He also had a deep appreciation of nature. This wasn’t simply because he thought nature was useful, but because he saw that, like him, it was all created by God for His glory. When he beheld the natural world around him, he saw that he was a part of God’s harmonious natural order, and the beauty of it all proclaimed the wondrous majesty of God.
So, about two years before his death, while recovering from an illness, he wrote his “Canticle of the Sun,” in which he identifies various parts of creation as his brother and sister, and exults in how they give praise to God. Apparently, he was suffering from blindness at the time, and so he dictated the words to someone nearby.
He may have been inspired by Psalm 19.1-4, which proclaims:
The heavens are telling the glory of God; and the firmament proclaims his handiwork. Day to day pours forth speech, and night to night declares knowledge. There is no speech, nor are there words; their voice is not heard; yet their voice goes out through all the earth, and their words to the end of the world.
He also may have been inspired by the great “Canticle of the Three Children” found in Daniel 3.51-90, in which Shadrach, Meshach, and Abednego sing a long song of praise to God, listing how various parts of creation praise God, while they were miraculously protected in Nebuchadnezzar’s furnace.
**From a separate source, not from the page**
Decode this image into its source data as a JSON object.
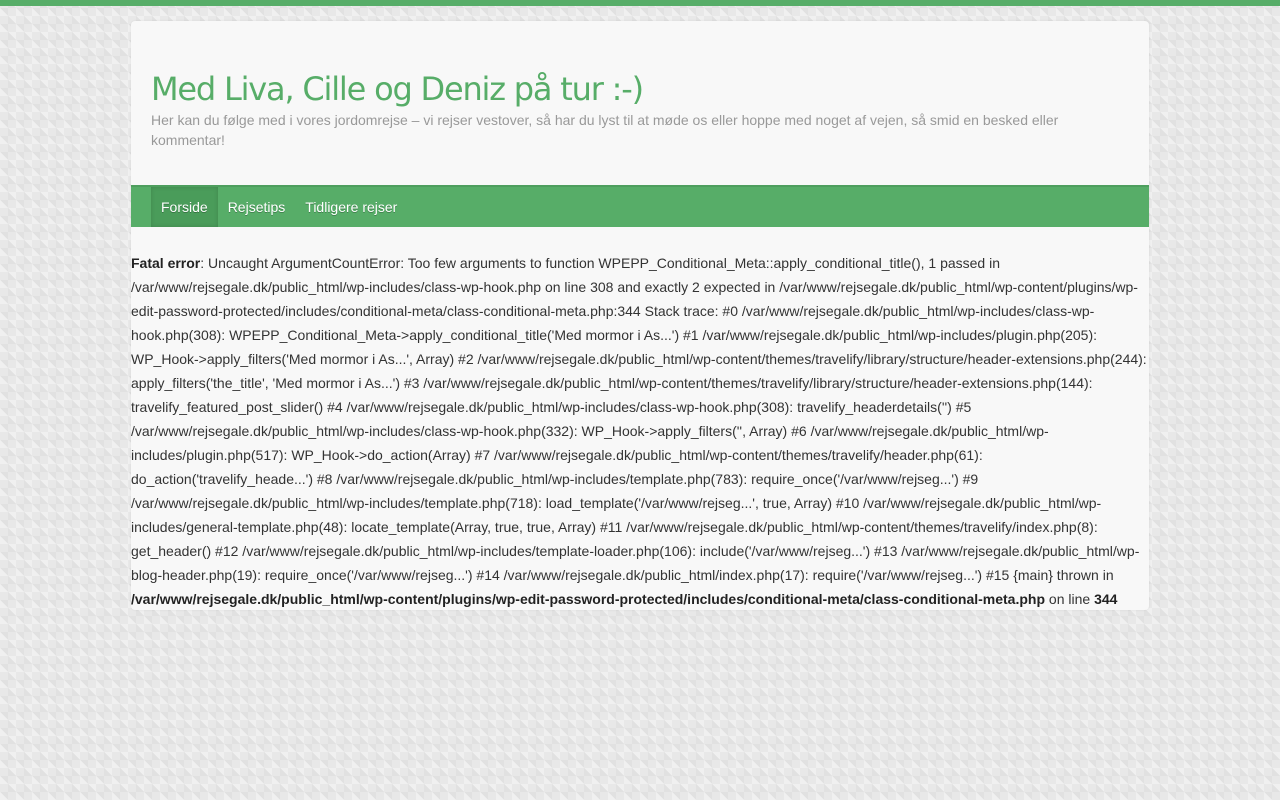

So there is a solid tradition in Scripture for seeing nature as something that reveals and glorifies God. St. Francis of Assisi’s “Canticle of the Sun” is a particularly beautiful expression of this tradition.
Here is the full text of “Canticle of the Sun”:
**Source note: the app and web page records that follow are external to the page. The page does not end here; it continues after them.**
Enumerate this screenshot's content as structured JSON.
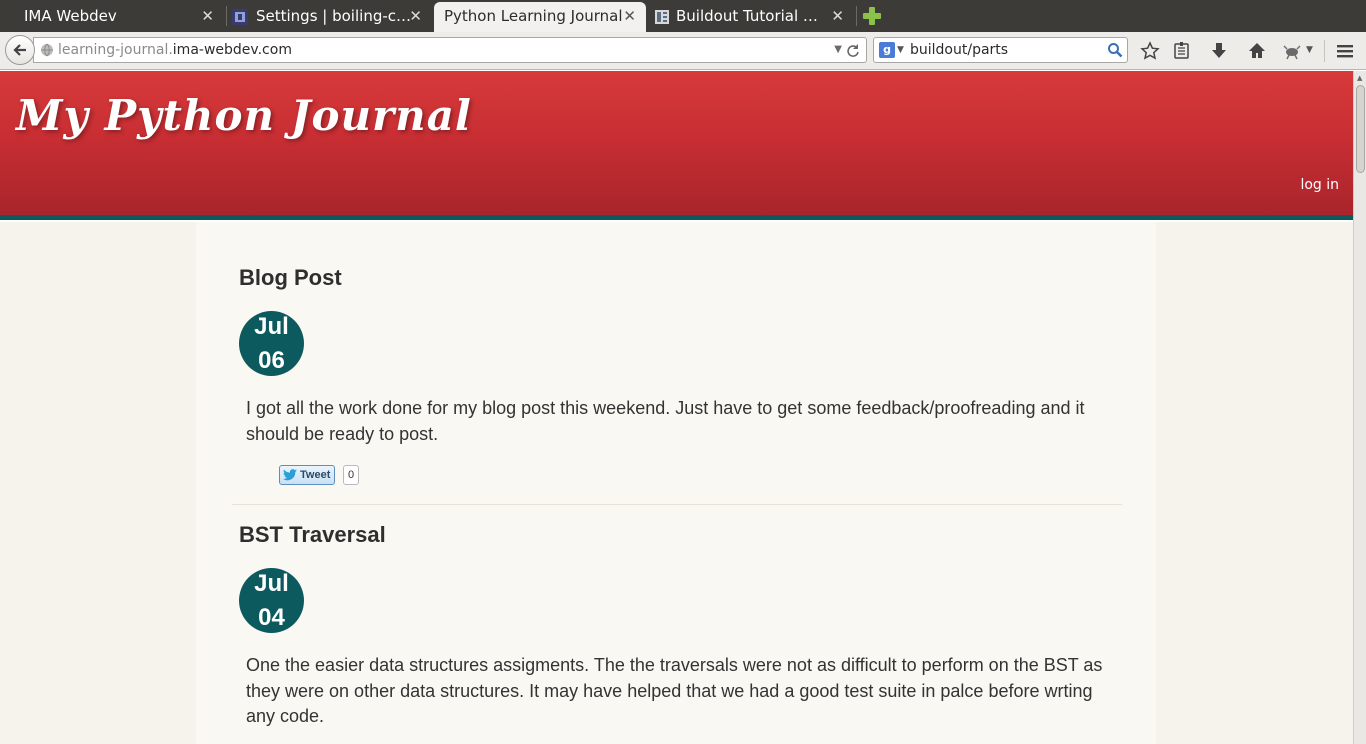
{
  "browser": {
    "tabs": [
      {
        "label": "IMA Webdev",
        "close": "✕"
      },
      {
        "label": "Settings | boiling-c…",
        "close": "✕"
      },
      {
        "label": "Python Learning Journal",
        "close": "✕"
      },
      {
        "label": "Buildout Tutorial …",
        "close": "✕"
      }
    ],
    "url_prefix": "learning-journal.",
    "url_domain": "ima-webdev.com",
    "search_value": "buildout/parts",
    "search_engine_letter": "g"
  },
  "site": {
    "title": "My Python Journal",
    "login_label": "log in"
  },
  "posts": [
    {
      "title": "Blog Post",
      "month": "Jul",
      "day": "06",
      "body": "I got all the work done for my blog post this weekend. Just have to get some feedback/proofreading and it should be ready to post.",
      "tweet_label": "Tweet",
      "tweet_count": "0"
    },
    {
      "title": "BST Traversal",
      "month": "Jul",
      "day": "04",
      "body": "One the easier data structures assigments. The the traversals were not as difficult to perform on the BST as they were on other data structures. It may have helped that we had a good test suite in palce before wrting any code."
    }
  ],
  "colors": {
    "header_red": "#c82e33",
    "accent_teal": "#0d5a5e",
    "page_bg": "#f6f3ec"
  },
  "icons": [
    "close-icon",
    "new-tab-icon",
    "back-arrow-icon",
    "globe-icon",
    "reload-icon",
    "search-icon",
    "bookmark-star-icon",
    "reading-list-icon",
    "download-icon",
    "home-icon",
    "extension-icon",
    "menu-icon",
    "twitter-bird-icon"
  ]
}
Most high, all powerful, all good Lord!
All praise is Yours, all glory, all honor, and all blessing.
To You, alone, Most High, do they belong.
No mortal lips are worthy to pronounce Your name.
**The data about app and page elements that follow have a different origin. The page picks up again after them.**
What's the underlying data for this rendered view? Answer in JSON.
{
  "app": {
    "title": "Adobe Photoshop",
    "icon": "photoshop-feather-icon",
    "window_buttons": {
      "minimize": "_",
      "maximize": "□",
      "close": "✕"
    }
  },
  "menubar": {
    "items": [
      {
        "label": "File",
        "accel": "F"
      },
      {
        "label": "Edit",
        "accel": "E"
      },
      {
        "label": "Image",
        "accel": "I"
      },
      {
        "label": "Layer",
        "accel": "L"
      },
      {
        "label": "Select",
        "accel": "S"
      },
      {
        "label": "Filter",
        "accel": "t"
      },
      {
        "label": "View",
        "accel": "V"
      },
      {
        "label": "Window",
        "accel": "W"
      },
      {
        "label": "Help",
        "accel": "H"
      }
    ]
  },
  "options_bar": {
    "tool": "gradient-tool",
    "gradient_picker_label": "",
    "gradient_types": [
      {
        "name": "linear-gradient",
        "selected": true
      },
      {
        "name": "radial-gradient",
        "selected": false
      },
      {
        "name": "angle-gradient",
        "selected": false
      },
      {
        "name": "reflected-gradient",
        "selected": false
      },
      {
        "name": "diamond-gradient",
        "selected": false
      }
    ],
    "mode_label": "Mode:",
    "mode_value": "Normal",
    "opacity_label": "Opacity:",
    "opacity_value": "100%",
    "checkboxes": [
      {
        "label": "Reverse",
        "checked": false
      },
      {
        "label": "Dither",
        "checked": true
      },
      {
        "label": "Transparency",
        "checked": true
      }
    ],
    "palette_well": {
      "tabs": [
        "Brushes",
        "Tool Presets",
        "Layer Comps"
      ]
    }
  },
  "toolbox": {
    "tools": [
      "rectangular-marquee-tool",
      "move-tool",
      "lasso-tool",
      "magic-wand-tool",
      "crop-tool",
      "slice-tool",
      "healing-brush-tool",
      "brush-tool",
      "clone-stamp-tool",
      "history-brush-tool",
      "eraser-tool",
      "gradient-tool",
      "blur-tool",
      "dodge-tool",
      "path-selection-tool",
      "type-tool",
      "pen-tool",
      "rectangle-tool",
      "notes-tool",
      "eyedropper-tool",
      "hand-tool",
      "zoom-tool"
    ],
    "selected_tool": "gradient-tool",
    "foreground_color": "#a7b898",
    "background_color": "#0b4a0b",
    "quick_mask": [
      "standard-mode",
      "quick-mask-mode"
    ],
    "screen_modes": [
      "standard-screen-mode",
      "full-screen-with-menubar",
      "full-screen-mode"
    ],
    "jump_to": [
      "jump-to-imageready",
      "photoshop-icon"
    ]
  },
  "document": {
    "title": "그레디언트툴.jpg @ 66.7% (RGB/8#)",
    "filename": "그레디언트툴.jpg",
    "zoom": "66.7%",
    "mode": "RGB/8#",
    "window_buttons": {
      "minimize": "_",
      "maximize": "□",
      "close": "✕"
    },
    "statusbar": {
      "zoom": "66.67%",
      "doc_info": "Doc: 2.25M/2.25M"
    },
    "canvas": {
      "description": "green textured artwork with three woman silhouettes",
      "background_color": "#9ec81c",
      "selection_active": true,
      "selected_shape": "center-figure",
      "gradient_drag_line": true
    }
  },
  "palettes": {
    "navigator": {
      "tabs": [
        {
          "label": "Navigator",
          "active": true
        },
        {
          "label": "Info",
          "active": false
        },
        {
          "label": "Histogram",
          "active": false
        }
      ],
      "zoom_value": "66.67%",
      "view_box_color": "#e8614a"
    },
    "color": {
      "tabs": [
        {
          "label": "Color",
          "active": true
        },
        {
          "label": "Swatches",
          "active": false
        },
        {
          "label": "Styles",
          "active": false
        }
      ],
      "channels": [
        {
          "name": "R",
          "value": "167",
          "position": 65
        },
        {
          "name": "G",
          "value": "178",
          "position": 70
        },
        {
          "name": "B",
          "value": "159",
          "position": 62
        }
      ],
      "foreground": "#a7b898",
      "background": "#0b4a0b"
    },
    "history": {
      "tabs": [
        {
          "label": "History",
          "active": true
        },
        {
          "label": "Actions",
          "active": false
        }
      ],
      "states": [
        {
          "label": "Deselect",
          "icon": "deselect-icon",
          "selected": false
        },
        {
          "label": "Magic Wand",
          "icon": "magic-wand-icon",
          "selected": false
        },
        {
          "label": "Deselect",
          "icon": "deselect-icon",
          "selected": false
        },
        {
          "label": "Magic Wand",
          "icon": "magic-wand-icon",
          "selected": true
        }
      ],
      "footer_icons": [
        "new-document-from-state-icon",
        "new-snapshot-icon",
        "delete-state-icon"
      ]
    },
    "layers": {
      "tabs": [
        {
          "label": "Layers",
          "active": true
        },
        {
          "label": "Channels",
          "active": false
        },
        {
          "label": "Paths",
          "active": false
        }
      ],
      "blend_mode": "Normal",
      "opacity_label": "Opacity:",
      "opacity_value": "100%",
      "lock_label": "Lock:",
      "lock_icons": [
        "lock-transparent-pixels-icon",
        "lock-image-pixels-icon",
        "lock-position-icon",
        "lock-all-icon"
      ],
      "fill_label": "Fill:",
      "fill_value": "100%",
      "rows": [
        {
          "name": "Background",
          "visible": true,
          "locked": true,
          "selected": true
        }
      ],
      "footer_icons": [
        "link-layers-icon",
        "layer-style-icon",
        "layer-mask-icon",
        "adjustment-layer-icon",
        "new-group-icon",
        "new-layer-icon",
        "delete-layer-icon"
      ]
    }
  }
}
Be praised, my Lord, through all Your creatures,
especially through my lord Brother Sun,
who brings the day; and You give light through him.
And he is beautiful and radiant in all his splendor!
Of You, Most High, he bears the likeness.
Be praised, my Lord, through Sister Moon and the stars;
in the heavens You have made them bright, precious and beautiful.
Be praised, my Lord, through Brothers Wind and Air,
and clouds and storms, and all the weather,
through which You give Your creatures sustenance.
Be praised, my Lord, through Sister Water;
she is very useful, and humble, and precious, and pure.
Be praised, my Lord, through Brother Fire,
through whom You brighten the night.
He is beautiful and cheerful, and powerful and strong.
Be praised, my Lord, through our sister Mother Earth,
who feeds us and rules us,
and produces various fruits with colored flowers and herbs.
Be praised, my Lord, through those who forgive for love of You;
through those who endure sickness and trial.
Happy those who endure in peace,
for by You, Most High, they will be crowned.
Be praised, my Lord, through our sister Bodily Death,
from whose embrace no living person can escape.
Woe to those who die in mortal sin!
Happy those she finds doing Your most holy will.
The second death can do no harm to them.
Praise and bless my Lord, and give thanks,
and serve Him with great humility.